359 Crown Street, Surry Hills, Sydney 2010
Kitchen and Cocktail Bar 12pm – 12am Mon – Fri | 8am – 12am Sat |8am – 10pm Sun
0455 027 378
Surry Hills’ slice of Sicilian sophistication.
All showcased through sensational spaghetti, spritz, plus a whole lot more.
If you’re after an authentic Italian meal with a layer of sophistication minus the pretentious white table cloth, you’ll find it at Bartolo.
The trendy and intimate venue has taken over its predecessor, Bills, and upped the ante with black and white photograph clad walls, marble tables, panelled walls and dim-lit lighting. They are the perfect accompaniments to a delicious and indulgent evening.
Bartolo has a world-class charm, a sense of nostalgia and elegance, mixed with the feeling of home and familiarity. And it’s the simple and refined details that make it so. The opulent emerald green bar, framed with hanging glassware, bottles and soft grey chesterfield bar stools juxtapose against the wooden ‘specials boards’ that reminds us of an old-school delicatessen, with plastic interchangeable letters formed in a ‘butcher’s font’. It’s fancy, but fun. It’s serious, but cheeky. It’s for refined palettes and it’s for the new foodies on the scene. It’s the perfect spot and we can’t pigeonhole it into one category. It’s just all-round great.
And this translates the entire way through the perfectly balanced menu.
The specials board is too quaint to ignore, so you can’t go past ordering the cured meats. We were graced with generous folds of perfectly pink Mortadella and Salumi, accompanied by crisp breadsticks and roasted onion. And if there’s a time for bread, it’s here at Bartolo. Their housemade focaccia ($5) is an absolute must. Mattress high and super soft, the rectangular cuts of bread lovingly absorb the extra virgin olive oil and balsamic. Delicious.
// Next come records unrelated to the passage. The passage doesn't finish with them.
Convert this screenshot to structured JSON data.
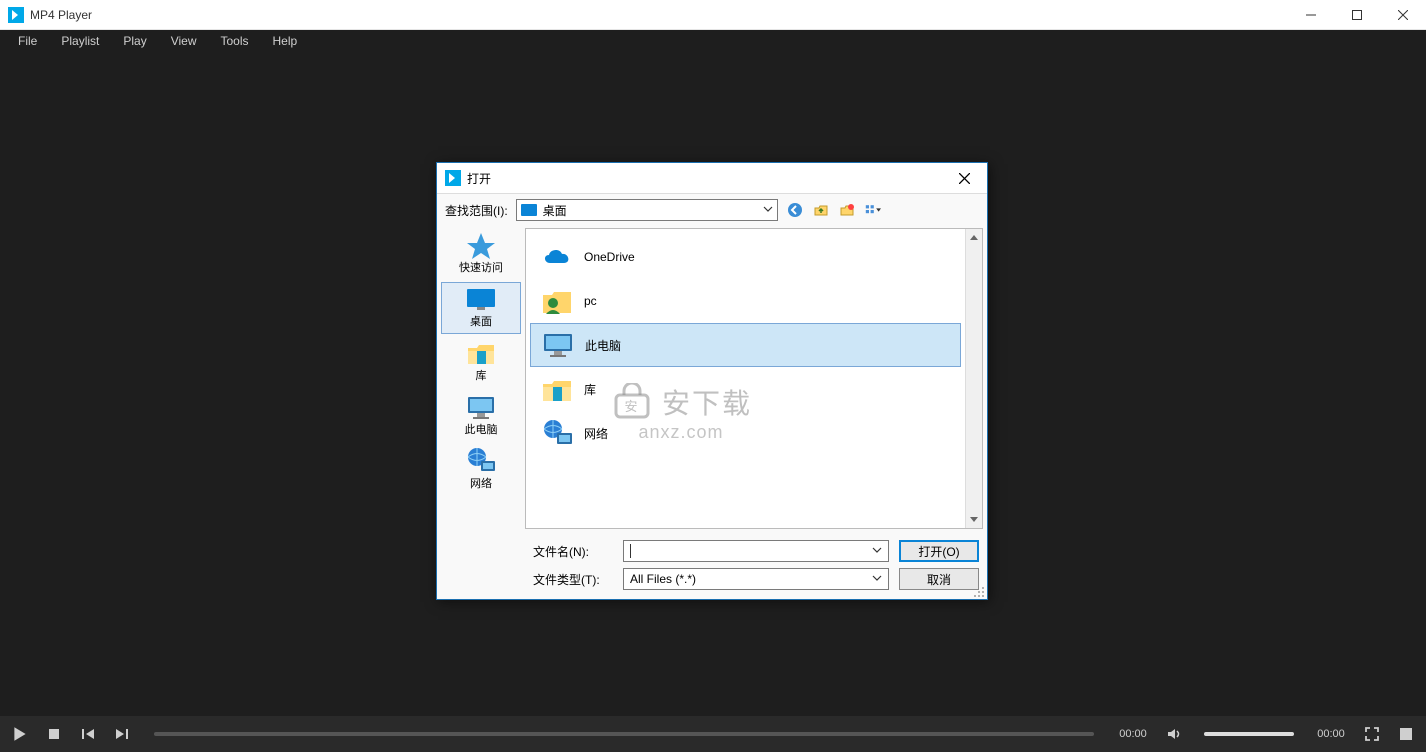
{
  "app": {
    "title": "MP4 Player"
  },
  "menu": [
    "File",
    "Playlist",
    "Play",
    "View",
    "Tools",
    "Help"
  ],
  "controls": {
    "time_current": "00:00",
    "time_total": "00:00"
  },
  "dialog": {
    "title": "打开",
    "lookin_label": "查找范围(I):",
    "lookin_value": "桌面",
    "places": [
      {
        "label": "快速访问"
      },
      {
        "label": "桌面"
      },
      {
        "label": "库"
      },
      {
        "label": "此电脑"
      },
      {
        "label": "网络"
      }
    ],
    "items": [
      {
        "label": "OneDrive"
      },
      {
        "label": "pc"
      },
      {
        "label": "此电脑"
      },
      {
        "label": "库"
      },
      {
        "label": "网络"
      }
    ],
    "filename_label": "文件名(N):",
    "filename_value": "",
    "filetype_label": "文件类型(T):",
    "filetype_value": "All Files (*.*)",
    "open_button": "打开(O)",
    "cancel_button": "取消"
  },
  "watermark": {
    "line1": "安下载",
    "line2": "anxz.com"
  }
}
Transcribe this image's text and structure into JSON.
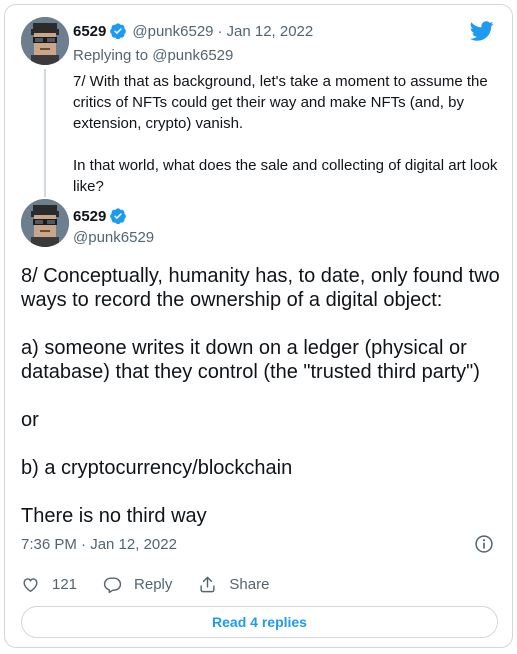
{
  "brand": {
    "icon": "twitter-bird-icon",
    "color": "#1d9bf0"
  },
  "parent_tweet": {
    "display_name": "6529",
    "handle": "@punk6529",
    "separator": "·",
    "date": "Jan 12, 2022",
    "replying_prefix": "Replying to",
    "replying_to": "@punk6529",
    "paragraphs": [
      "7/ With that as background, let's take a moment to assume the critics of NFTs could get their way and make NFTs (and, by extension, crypto) vanish.",
      "In that world, what does the sale and collecting of digital art look like?"
    ]
  },
  "main_tweet": {
    "display_name": "6529",
    "handle": "@punk6529",
    "paragraphs": [
      "8/ Conceptually, humanity has, to date, only found two ways to record the ownership of a digital object:",
      "a) someone writes it down on a ledger (physical or database) that they control (the \"trusted third party\")",
      "or",
      "b) a cryptocurrency/blockchain",
      "There is no third way"
    ],
    "timestamp": "7:36 PM · Jan 12, 2022",
    "likes": "121",
    "reply_label": "Reply",
    "share_label": "Share",
    "read_replies_label": "Read 4 replies"
  },
  "colors": {
    "verified": "#1d9bf0",
    "muted_text": "#536471",
    "link": "#1d9bf0"
  }
}
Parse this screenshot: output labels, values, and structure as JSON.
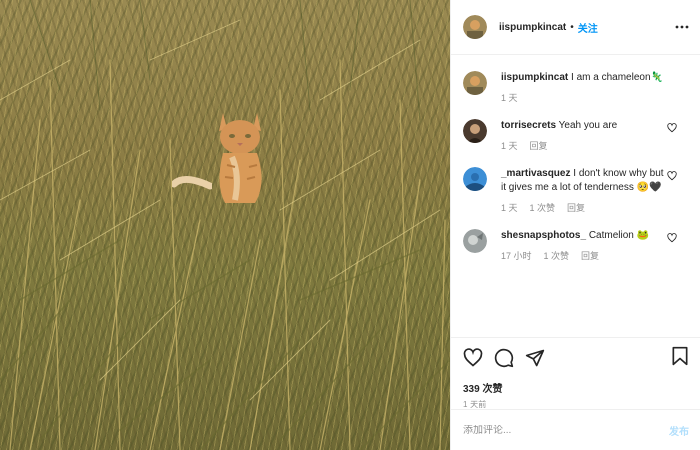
{
  "post": {
    "author": "iispumpkincat",
    "follow_label": "关注",
    "separator": "•",
    "caption": {
      "username": "iispumpkincat",
      "text": "I am a chameleon",
      "emoji": "🦎",
      "time": "1 天"
    }
  },
  "comments": [
    {
      "username": "torrisecrets",
      "text": "Yeah you are",
      "time": "1 天",
      "reply_label": "回复",
      "avatar_color": "#4a3a2e"
    },
    {
      "username": "_martivasquez",
      "text": "I don't know why but it gives me a lot of tenderness 🥺🖤",
      "time": "1 天",
      "likes": "1 次赞",
      "reply_label": "回复",
      "avatar_color": "#3d8fd6"
    },
    {
      "username": "shesnapsphotos_",
      "text": "Catmelion 🐸",
      "time": "17 小时",
      "likes": "1 次赞",
      "reply_label": "回复",
      "avatar_color": "#9aa0a0"
    }
  ],
  "engagement": {
    "likes": "339 次赞",
    "posted": "1 天前"
  },
  "comment_box": {
    "placeholder": "添加评论...",
    "post_label": "发布"
  },
  "icons": [
    "more-icon",
    "heart-icon",
    "comment-icon",
    "share-icon",
    "bookmark-icon"
  ]
}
Once you’ve inhaled your bread and meats, you know it’s time to get into the saucy stuff. And that’s exactly what we did. Nan’s Meatballs ($15), made of veal and pork are served in a generous pool of rich Italian sugo (sauce). When you see an Italian venue list ‘sugo’, you know you’re getting the good stuff. Three giant, soft and moist balls sat pretty in our plate, and later in our stomachs. A true nod to decades of Nonna’s cooking away at a classic staple.
But, the real standout, of course, was the pasta. The Spaghettoni alla norma ($22) with eggplant, tomato, basil and cacioricotta screamed authentic. Soft, sugo-laden pasta adorned our table, sprinkled with fresh parmesan, and generous chunks of cacioricotta cheese. Each bite reignited a memory of similar dishes eaten whilst we were in Lago di Como. Honestly, one of the best pasta dishes in Sydney.
If you’re after something a little lighter, we recommend the Kingfish Caponata ($29), drizzled in a pinenut dressing and basil. The bite of the crispy seared skin, against the soft melt-in-your-mouth flesh, paired with the creaminess of the eggplant, crunch of pinenut, burst of basil and kick of salt. Simply put, it was a delight. We opted to match the Kingfish with the green beans ($12)served with almond pesto, fried shallots and lemon dressing. They were a lovely and light side, however, we did have severe table envy when we saw our neighbours roasted garlic & rosemary potatoes ($9). So we’d choose them next time.
Now, what do you pair these masterpieces with? Cocktails and spritz of course. Bartolo has recently launched its new spring cocktail menu, which looks just as good as it tastes. The leather-bound menu is adorned with beautiful watercolour renditions of each of the cocktails. We narrowed down our top two picks (which was quite difficult): the Flowers ($20) cocktail, made with Manzanilla sherry, Mancino Vermouth Bianco, Sakura, pink lady apple and PS40 bush tonic was light, sweet and refreshing. The second, Falling in Love ($20), a beautiful and sweet cocktail concocted of 42 Below vodka, butter, Mancino Vermouth Bianco, Dubonnet, strawberries, strawberry gum and Verjus. It looks like the prettier sister to an Old Fashioned and is certainly worth a try.
Unfortunately for us, we had no room for dessert, which in our eyes, was a travesty. We blame the addictively sensational focaccia! However, we’ve been told that upon our next visit, we must try the Tiramisu – and that we will.